Although AB&T focuses on the term established price, it fails to give that term its plain meaning within the context of the sentence. The established price is for the sale of the tobacco product. The various other distributor invoice costs for reimbursement of federal excise tax, shipping costs, and other charges, are not part of the tobacco. See § 210.25(11) (defining “tobacco products”). Although the domestic distributor adds those charges to the total invoice price, they are not part of the price that the domestic distributor paid the manufacturer for the tobacco, and thus, they are not part of the manufacturer’s sales price for the tobacco.

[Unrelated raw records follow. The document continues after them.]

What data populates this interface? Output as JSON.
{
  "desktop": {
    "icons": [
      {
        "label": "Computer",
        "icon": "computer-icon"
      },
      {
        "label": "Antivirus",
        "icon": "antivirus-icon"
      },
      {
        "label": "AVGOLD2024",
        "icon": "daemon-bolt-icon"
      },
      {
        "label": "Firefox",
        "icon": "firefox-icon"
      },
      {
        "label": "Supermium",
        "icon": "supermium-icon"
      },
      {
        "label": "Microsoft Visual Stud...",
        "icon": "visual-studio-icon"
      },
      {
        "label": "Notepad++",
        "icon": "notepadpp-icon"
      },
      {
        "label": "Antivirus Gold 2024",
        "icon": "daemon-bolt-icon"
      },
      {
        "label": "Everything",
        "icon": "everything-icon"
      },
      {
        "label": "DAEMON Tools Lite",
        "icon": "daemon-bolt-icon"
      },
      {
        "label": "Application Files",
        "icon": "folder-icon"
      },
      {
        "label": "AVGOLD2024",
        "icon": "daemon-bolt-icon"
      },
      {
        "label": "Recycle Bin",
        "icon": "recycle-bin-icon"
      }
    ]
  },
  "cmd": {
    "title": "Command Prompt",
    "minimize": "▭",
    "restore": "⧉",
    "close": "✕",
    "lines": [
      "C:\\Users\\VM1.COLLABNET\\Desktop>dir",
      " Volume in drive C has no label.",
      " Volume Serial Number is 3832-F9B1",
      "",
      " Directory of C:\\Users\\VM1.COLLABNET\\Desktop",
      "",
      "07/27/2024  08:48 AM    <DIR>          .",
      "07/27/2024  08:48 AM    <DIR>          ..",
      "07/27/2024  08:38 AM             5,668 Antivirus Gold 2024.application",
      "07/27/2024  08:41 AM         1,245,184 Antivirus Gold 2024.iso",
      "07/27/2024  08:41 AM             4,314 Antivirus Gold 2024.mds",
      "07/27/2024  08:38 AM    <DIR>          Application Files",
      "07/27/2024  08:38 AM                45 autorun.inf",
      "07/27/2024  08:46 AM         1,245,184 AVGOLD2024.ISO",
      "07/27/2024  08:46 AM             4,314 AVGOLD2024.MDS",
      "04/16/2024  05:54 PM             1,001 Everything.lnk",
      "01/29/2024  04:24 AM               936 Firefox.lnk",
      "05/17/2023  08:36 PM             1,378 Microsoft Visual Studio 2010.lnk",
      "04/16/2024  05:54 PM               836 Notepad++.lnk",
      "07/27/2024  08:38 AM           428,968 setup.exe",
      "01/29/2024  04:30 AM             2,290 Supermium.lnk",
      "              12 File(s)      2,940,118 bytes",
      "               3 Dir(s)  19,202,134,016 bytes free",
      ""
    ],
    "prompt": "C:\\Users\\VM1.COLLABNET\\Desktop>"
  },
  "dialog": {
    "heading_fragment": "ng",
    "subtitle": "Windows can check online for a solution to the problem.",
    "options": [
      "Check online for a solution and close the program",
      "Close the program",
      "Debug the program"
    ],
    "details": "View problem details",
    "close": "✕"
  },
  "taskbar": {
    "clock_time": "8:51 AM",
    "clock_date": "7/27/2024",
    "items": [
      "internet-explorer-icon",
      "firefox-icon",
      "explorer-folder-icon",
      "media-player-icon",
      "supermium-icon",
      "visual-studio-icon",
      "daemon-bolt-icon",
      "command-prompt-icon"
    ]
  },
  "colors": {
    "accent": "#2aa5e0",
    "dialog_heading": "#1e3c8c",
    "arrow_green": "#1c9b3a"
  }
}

Further, items such as shipping costs could vary depending on where the domestic distributor ships the tobacco in Florida, and the total invoice price for the same tobacco would not be an established price. See Black’s Law Dictionary 586 (8th ed. 2004) (defining “establish” as “to settle, make, or fix firmly”).
Florida’s Second District Court of Appeal ruled in favor of MICJO because the tax is based on the tobacco price and not on other extraneous costs.
While I have written on this case on numerous occasions, I am unaware of anyone challenging a similar case for cigarettes or alcoholic beverage sales. Arguably, the same logic should apply and I would love to see a case litigated.
About the author: Mr. Donnini is a multi-state sales and use tax attorney and an associate in the law firm Moffa, Gainor, & Sutton, PA, based in Fort Lauderdale, Florida. Mr. Donnini’s primary practice is multi-state sales and use tax as well as state corporate income tax controversy. Mr. Donnini also practices in the areas of federal tax controversy, federal estate planning, Florida probate, and all other state taxes including communication service tax, cigarette & tobacco tax, motor fuel tax, and Native American taxation. Mr. Donnini obtained his LL.M. in Taxation at NYU. If you have any questions please do not hesitate to contact him via email JerryDonnini@Floridasalestax.com or phone at 954-642-9390..